A few random observations and generalizations.
Japanese cafes are almost always a full service experience. You’re greeted, sat, given a menu, you order from one of the staff cruising the floor, you’re brought your coffee, you ask for a bill, and you pay at the end. There’s a few things I like about it, it elevates the experience quite a bit, creates a feeling of formality. It might also allow them to worry a bit less when serving their coffees in really nice china. As when you’re seated your less likely to move about and a server clears your dishes for you. Basically, less chance of you breaking things. A few negatives, because you’re given a specific seat you can’t really move around freely. It makes the cafe feel a bit more solitary, harder to strike up a conversation with a stranger. In some cases I only saw the barista on my way in. Another thing, none of the cafes I visited were crazy busy so I’d be curious to see how that type of system works under volume, I can’t imagine it going over to smoothly.
Specialty coffee, however you want to define it, is expensive in Japan. Expect to pay at least 500円 which in Canadian dollars works out to roughly $5. Having said that, there were times I paid as much as $12.50 Canadian for an 10oz. cup of coffee and that wasn’t any special COE or anything, just a normal s/o coffee.
I had 3 people from different cafes ask me in their own way why the west is so into siphon. To most I replied, “I can only really only speak for myself and guess for the rest, but I think it’s mostly because it’s just new”. One of the guys I talked to basically said, it’s just a difficult brewing method, that’s tough to get consistent, requires a lot of labour, and at the end of the day tastes similar to hand-drip. But it was interesting that besides Green Coffee, most of the cafes doing Siphon were old style cafes reminiscent of the the first-wave that I never experienced. Big chains like Key Coffee and UCC come to mind.

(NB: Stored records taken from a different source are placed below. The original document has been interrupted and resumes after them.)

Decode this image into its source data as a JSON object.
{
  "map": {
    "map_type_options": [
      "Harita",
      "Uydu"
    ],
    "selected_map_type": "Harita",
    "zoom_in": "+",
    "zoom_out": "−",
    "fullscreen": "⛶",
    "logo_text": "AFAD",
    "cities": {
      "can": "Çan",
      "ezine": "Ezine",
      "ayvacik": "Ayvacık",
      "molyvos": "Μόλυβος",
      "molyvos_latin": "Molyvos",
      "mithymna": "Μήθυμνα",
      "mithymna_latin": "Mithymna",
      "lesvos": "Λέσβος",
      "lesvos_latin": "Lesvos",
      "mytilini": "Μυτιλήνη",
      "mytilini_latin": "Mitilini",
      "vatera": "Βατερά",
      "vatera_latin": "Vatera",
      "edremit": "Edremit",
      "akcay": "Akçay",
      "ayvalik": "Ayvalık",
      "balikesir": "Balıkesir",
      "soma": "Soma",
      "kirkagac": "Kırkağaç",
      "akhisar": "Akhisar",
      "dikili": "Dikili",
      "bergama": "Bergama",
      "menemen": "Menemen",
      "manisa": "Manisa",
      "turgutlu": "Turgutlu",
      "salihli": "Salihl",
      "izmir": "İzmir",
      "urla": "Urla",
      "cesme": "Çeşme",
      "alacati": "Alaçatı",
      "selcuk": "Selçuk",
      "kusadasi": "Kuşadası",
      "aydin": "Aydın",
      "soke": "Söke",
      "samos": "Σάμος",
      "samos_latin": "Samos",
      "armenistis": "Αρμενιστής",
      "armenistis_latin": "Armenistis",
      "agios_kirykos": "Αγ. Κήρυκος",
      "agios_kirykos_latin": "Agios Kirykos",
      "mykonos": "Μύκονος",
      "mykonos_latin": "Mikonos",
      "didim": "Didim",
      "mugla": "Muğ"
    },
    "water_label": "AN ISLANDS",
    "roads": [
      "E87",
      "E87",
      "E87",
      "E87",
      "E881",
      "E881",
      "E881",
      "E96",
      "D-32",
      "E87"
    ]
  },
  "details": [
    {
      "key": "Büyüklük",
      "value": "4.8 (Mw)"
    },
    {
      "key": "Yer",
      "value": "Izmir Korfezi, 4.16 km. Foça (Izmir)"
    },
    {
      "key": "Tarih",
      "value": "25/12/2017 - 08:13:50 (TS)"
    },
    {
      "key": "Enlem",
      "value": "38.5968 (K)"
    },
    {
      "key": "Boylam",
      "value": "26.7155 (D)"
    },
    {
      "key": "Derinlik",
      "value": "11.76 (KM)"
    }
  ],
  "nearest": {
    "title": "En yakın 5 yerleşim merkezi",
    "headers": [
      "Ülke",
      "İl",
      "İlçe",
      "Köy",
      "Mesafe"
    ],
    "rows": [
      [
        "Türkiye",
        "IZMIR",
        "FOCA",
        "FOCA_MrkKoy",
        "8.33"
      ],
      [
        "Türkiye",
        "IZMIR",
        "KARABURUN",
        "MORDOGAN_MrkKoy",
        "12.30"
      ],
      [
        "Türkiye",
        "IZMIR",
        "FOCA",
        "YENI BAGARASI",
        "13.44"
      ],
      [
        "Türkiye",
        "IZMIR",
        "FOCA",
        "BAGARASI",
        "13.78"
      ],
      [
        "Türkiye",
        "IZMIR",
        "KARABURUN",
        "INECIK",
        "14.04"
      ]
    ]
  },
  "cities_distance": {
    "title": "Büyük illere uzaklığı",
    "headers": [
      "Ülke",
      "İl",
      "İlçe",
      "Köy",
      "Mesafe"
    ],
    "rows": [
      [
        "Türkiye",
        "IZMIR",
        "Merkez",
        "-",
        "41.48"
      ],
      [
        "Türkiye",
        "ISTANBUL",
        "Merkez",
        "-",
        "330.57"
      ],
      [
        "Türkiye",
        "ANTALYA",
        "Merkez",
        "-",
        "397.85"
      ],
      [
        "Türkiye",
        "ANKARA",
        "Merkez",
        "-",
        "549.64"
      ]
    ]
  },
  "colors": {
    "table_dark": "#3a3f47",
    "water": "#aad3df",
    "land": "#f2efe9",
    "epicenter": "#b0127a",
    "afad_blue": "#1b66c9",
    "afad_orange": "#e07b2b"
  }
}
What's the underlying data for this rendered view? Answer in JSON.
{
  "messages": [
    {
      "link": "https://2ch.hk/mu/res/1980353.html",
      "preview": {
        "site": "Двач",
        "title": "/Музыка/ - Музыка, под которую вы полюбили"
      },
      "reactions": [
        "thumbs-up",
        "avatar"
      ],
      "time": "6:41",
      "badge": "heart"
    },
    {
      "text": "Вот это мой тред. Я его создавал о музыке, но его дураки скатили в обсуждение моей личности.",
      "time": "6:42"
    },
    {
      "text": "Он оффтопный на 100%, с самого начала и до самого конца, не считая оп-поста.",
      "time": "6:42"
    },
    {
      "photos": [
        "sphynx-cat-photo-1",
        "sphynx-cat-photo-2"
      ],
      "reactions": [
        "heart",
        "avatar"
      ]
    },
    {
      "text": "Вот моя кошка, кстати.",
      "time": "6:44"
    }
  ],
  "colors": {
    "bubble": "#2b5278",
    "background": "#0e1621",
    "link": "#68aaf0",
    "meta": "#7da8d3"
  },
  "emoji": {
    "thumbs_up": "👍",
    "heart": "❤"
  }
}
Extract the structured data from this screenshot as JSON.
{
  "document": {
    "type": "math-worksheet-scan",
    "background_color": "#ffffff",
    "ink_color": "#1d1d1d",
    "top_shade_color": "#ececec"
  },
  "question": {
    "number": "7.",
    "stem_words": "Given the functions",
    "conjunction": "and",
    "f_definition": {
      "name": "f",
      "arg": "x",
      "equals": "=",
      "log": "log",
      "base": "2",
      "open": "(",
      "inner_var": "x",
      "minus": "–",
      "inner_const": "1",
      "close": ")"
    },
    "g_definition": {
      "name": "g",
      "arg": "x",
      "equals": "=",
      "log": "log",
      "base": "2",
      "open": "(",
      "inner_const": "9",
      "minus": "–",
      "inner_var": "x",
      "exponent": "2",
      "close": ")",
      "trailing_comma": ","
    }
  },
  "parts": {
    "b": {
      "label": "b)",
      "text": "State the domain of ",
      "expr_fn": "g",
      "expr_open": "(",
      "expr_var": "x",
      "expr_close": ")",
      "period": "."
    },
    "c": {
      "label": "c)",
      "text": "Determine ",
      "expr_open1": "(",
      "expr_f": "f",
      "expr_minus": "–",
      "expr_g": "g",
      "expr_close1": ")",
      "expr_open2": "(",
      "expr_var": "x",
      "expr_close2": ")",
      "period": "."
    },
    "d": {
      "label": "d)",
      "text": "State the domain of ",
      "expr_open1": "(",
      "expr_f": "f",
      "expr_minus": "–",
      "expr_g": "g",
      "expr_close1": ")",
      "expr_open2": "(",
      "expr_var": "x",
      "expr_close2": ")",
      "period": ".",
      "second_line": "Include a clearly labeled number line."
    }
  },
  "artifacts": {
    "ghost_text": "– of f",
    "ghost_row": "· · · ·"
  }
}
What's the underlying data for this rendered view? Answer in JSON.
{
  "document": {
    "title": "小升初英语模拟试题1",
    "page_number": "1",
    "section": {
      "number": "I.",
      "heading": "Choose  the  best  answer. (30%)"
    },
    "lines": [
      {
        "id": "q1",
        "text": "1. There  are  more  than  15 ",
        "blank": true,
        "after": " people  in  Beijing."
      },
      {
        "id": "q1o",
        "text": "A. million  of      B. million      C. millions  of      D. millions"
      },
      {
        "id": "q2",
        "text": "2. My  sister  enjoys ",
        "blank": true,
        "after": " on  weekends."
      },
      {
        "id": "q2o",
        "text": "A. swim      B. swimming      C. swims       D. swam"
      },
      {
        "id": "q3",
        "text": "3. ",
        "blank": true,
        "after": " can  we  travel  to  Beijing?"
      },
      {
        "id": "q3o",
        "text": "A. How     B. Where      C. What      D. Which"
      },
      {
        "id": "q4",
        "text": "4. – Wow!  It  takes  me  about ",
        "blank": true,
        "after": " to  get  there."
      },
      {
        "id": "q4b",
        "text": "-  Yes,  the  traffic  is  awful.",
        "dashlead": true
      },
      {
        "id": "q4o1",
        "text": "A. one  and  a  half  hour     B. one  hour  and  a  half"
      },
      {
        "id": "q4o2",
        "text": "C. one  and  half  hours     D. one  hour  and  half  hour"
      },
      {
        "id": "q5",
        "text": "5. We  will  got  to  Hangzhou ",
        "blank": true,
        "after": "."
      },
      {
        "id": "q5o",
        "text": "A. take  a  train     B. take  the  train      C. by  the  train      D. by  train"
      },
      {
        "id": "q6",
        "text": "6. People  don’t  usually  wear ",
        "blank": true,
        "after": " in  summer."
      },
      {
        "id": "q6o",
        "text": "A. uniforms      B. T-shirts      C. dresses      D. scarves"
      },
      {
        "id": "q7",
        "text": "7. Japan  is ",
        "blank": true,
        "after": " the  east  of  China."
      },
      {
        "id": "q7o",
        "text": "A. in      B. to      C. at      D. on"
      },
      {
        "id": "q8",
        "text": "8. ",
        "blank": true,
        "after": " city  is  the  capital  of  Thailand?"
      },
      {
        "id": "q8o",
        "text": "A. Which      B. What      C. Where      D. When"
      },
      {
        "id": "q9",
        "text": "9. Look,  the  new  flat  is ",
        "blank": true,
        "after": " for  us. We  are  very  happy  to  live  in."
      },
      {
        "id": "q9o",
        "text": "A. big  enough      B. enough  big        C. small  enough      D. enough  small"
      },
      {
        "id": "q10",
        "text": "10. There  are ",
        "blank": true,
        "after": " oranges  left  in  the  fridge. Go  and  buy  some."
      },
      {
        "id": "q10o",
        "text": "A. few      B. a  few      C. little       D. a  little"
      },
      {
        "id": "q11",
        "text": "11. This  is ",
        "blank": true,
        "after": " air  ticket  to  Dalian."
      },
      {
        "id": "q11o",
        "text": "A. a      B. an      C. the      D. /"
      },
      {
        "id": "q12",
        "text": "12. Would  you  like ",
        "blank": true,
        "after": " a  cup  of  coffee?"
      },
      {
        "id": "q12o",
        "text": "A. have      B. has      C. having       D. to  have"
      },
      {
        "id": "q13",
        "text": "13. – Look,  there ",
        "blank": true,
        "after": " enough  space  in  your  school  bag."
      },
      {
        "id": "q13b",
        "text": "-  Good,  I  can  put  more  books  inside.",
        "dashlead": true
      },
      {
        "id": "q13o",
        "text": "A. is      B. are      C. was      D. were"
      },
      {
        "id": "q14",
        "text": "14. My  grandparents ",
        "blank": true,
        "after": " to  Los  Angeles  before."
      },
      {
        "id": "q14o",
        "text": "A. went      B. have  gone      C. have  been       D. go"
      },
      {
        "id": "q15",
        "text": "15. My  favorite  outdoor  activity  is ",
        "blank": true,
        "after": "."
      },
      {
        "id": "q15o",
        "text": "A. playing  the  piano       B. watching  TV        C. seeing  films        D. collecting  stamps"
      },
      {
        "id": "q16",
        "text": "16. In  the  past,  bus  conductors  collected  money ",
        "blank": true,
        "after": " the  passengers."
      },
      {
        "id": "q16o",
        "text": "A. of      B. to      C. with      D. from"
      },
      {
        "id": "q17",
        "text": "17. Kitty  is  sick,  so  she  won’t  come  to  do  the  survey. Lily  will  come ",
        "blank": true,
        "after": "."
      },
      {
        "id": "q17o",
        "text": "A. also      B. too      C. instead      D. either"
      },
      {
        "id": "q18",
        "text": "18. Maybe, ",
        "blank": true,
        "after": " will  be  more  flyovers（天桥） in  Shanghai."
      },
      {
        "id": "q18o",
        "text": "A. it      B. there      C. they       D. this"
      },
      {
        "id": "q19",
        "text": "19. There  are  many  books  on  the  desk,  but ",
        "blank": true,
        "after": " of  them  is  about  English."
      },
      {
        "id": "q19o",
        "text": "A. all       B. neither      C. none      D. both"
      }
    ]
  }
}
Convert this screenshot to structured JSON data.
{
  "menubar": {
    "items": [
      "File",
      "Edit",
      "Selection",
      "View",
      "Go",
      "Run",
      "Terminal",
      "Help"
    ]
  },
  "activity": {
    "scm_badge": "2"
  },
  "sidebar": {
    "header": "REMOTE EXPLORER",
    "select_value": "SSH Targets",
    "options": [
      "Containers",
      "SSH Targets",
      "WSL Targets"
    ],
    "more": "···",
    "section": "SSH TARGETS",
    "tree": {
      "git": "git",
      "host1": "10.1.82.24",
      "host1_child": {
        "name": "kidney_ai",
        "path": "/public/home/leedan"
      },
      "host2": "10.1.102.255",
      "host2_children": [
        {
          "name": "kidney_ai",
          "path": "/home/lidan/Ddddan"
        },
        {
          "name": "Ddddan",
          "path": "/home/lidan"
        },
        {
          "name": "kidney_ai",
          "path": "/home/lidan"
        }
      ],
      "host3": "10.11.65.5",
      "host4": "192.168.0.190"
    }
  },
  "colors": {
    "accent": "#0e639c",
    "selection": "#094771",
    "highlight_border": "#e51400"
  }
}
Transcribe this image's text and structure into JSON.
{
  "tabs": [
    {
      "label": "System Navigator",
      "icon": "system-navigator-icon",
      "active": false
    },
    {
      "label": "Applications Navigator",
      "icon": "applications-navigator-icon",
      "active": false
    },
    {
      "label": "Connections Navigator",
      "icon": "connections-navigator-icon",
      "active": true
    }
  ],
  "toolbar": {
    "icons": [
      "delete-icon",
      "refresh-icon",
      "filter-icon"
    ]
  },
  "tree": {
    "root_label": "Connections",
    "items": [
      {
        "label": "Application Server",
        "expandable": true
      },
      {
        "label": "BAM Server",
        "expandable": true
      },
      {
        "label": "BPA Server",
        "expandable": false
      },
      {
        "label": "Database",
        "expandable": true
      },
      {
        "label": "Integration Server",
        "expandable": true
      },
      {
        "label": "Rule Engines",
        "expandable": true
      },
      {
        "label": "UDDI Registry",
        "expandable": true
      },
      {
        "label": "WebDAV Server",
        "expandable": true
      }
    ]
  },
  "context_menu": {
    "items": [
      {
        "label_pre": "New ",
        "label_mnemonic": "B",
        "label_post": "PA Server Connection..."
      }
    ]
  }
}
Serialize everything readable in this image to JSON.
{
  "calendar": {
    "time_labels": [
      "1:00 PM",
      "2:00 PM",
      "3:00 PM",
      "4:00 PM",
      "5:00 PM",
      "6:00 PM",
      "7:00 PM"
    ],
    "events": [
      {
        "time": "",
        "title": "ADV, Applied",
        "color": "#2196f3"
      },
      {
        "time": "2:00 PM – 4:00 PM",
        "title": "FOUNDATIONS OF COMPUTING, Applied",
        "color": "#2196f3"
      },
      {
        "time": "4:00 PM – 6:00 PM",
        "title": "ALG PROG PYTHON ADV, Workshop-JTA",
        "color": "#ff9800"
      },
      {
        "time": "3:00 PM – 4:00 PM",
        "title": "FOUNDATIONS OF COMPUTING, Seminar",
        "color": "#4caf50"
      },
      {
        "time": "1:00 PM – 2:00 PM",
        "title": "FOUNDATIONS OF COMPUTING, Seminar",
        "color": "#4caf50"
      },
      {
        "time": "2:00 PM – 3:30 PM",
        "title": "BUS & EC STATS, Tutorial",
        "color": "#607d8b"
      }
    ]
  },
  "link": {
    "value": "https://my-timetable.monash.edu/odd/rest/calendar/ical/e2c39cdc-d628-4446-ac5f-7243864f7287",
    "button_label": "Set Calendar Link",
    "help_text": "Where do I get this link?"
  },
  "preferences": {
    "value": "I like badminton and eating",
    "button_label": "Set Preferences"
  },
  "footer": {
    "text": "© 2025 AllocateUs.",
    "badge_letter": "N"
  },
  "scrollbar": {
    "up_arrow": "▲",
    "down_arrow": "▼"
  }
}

The general presentation and attention to detail is unmatched in any cafe I’ve been to in North America. Whether it’s customer service, the porcelain, spoons, teensy creamers, trays, glasses of water, everything is top quality, and just plain nice to look at.
Every third-wave shop I went to had loads of magazines all about coffee. It isn’t very surprising considering how into magazines the Japanese are but, it is something that would be great to see in more cafes here in Vancouver.
And that’s it. If any of you are curious as to how to get to these places, send me an email and I can give you pretty clear directions to each place.